WORK TO COMPLETE | Among the lines of the records, find all that carry the word "Transações" and copy them.

AVAILABLE DATA |
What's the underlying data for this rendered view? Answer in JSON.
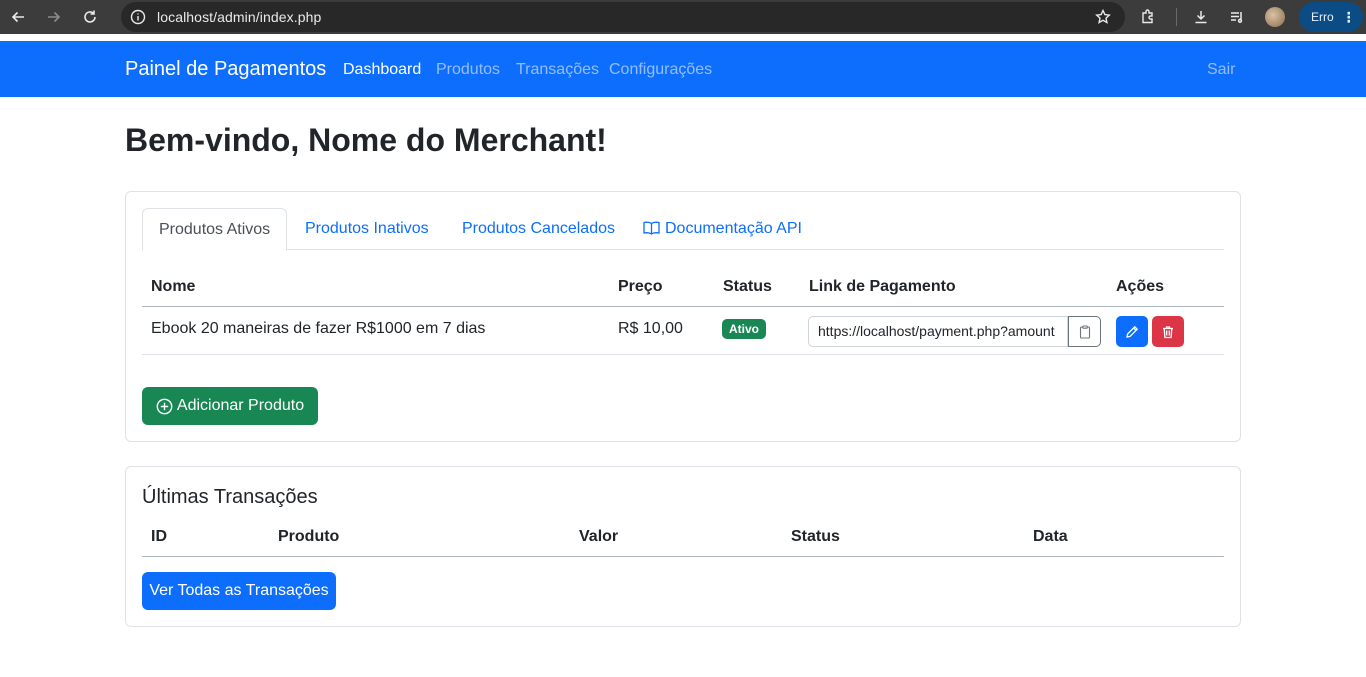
{
  "browser": {
    "url": "localhost/admin/index.php",
    "profile_label": "Erro"
  },
  "navbar": {
    "brand": "Painel de Pagamentos",
    "links": [
      "Dashboard",
      "Produtos",
      "Transações",
      "Configurações"
    ],
    "active": "Dashboard",
    "logout": "Sair"
  },
  "welcome": "Bem-vindo, Nome do Merchant!",
  "products_card": {
    "tabs": [
      "Produtos Ativos",
      "Produtos Inativos",
      "Produtos Cancelados",
      "Documentação API"
    ],
    "active_tab": "Produtos Ativos",
    "headers": [
      "Nome",
      "Preço",
      "Status",
      "Link de Pagamento",
      "Ações"
    ],
    "rows": [
      {
        "name": "Ebook 20 maneiras de fazer R$1000 em 7 dias",
        "price": "R$ 10,00",
        "status": "Ativo",
        "link": "https://localhost/payment.php?amount"
      }
    ],
    "add_button": "Adicionar Produto"
  },
  "transactions_card": {
    "title": "Últimas Transações",
    "headers": [
      "ID",
      "Produto",
      "Valor",
      "Status",
      "Data"
    ],
    "view_all_button": "Ver Todas as Transações"
  },
  "colors": {
    "primary": "#0d6efd",
    "success": "#198754",
    "danger": "#dc3545"
  }
}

FINAL ANSWER |
      "Transações",
    "title": "Últimas Transações",
    "view_all_button": "Ver Todas as Transações"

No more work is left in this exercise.